Is privacy a security feature?

I’ve spoken a lot about privacy recently: mainly because it’s an important problem. Important enough to hit the headlines; important enough for trade associations and independent developers alike to make a priority. Whether it’s talks at conferences, or guiding people on designing or implementing their apps, there’s been a lot of privacy involved. But is […]

Thoughts on Tech Conferences

This post is being, um, posted from the venue for GOTO Copenhagen 2012. It’s the end result of a few months of reflection on what I get out of conferences, what I want to get out of conferences, what I put into (and want to put into) conferences and the position of tech conferences in […]

BrowseOverflow as a Code Kata

This article was originally posted over at InformIT. My goal in writing Test-Driven iOS Development was to take readers from not knowing how to write a test for their iOS apps, to understanding the TDD workflow and how it could work for them. That mirrored the journey that I had taken in learning about test-driven […]
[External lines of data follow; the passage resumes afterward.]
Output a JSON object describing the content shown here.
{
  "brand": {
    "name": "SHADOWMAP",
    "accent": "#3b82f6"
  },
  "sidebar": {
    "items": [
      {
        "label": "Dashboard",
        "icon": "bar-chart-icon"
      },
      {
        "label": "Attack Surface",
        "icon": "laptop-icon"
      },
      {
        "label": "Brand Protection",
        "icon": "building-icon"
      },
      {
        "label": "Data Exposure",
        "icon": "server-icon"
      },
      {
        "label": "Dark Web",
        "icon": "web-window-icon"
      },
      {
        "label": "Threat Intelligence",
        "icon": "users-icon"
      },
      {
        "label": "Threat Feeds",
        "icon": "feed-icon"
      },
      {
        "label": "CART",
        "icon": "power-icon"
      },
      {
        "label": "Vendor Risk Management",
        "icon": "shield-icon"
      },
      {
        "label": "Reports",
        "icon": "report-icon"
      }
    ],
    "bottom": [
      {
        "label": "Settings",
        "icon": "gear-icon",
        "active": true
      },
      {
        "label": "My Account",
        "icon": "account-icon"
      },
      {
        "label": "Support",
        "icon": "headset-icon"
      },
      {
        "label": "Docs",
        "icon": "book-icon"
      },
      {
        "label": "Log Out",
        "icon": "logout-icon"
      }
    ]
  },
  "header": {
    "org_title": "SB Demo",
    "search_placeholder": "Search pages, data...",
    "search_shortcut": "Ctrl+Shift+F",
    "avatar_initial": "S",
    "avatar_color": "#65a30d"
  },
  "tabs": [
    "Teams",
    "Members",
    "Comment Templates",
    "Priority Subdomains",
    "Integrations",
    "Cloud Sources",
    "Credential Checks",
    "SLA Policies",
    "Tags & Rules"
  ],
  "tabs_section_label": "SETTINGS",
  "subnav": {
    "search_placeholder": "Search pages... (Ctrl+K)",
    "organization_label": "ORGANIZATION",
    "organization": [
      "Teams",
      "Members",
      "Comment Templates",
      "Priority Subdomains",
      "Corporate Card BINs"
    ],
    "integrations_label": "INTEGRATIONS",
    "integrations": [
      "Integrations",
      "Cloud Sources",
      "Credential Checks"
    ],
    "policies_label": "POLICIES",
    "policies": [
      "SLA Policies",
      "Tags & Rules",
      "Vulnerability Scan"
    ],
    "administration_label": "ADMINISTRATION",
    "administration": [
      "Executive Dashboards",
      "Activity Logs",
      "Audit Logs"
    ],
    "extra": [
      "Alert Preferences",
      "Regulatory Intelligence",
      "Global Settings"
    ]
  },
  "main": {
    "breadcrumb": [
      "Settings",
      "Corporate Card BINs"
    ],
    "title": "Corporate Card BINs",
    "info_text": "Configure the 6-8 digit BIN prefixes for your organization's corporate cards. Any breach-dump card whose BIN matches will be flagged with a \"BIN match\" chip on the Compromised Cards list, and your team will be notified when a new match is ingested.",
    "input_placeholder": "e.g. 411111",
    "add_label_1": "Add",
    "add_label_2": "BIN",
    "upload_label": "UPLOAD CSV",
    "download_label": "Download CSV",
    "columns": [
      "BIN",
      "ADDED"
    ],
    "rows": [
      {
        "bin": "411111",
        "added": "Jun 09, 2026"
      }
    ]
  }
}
Using GNUstep libraries with Xcode

I was recently asked about building projects that use GNUstep from Xcode. The fact is, it’s incredibly easy. By default, GNUstep on Mac OS X installs its libraries to /usr/local/lib and its frameworks to /Library/Frameworks. Therefore if you want to include GNUstep-base additions, you just hit the + button in your target’s “link binary with […]

Building a unit test target with GNUstep make
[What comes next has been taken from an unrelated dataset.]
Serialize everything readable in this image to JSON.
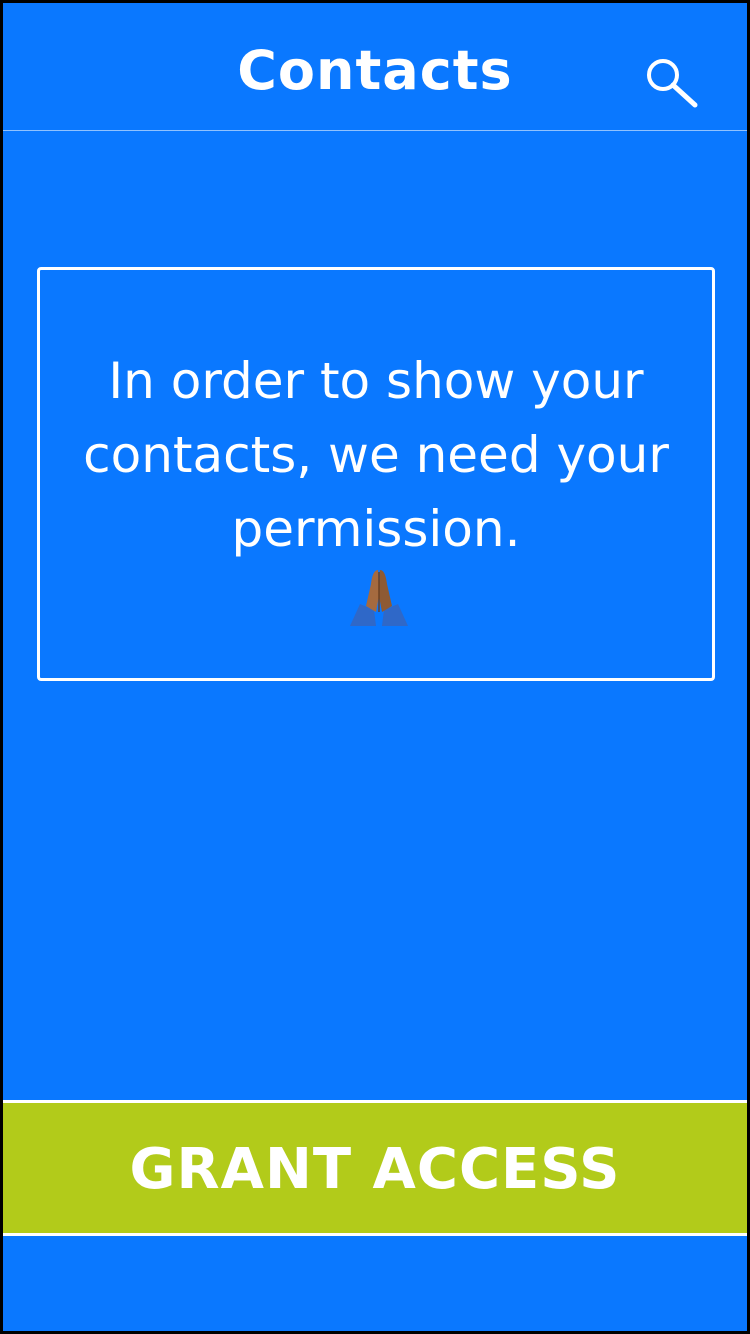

Just a quick note on how I build my test tools (they run separately, either by manual invocation or via CI) when I’m working in GNUstep. Firstly, you’ll need Catch. Then given test files that look like this: #define CATCH_CONFIG_MAIN #include “catch.hpp” #import TEST_CASE(“Using foundation”, “I should be able to use Foundation classes from […]

So you’re off to WWDC

Jeff has updated his excellent WWDC first-timer’s guide, and I thought I’d augment that with some things I’ve noticed. The easiest and cheapest way to get from SFO to San Francisco is via BART. Once you get to the arrivals hall, the BART station is well signposted. If you follow Jeff’s advice and stay within […]

Metacognition-driven development

To find out what techniques work for you in a field of practice, you often need to think about how you think. To decide what it is that drives your learning processes, and then adapt your practices to suit that. For example, I tend to get more done if I’m already getting something done. Success […]

Messing about with Clang

I’ve been reading the Smalltalk-80 blue book (pdf) recently, and started to wonder what a Smalltalk style object browser for Objective-C would look like. Not just from the perspective of presenting the information that makes up Objective-C classes in novel ways (though this is something I’ve discussed with Saul Mora at great length in the […]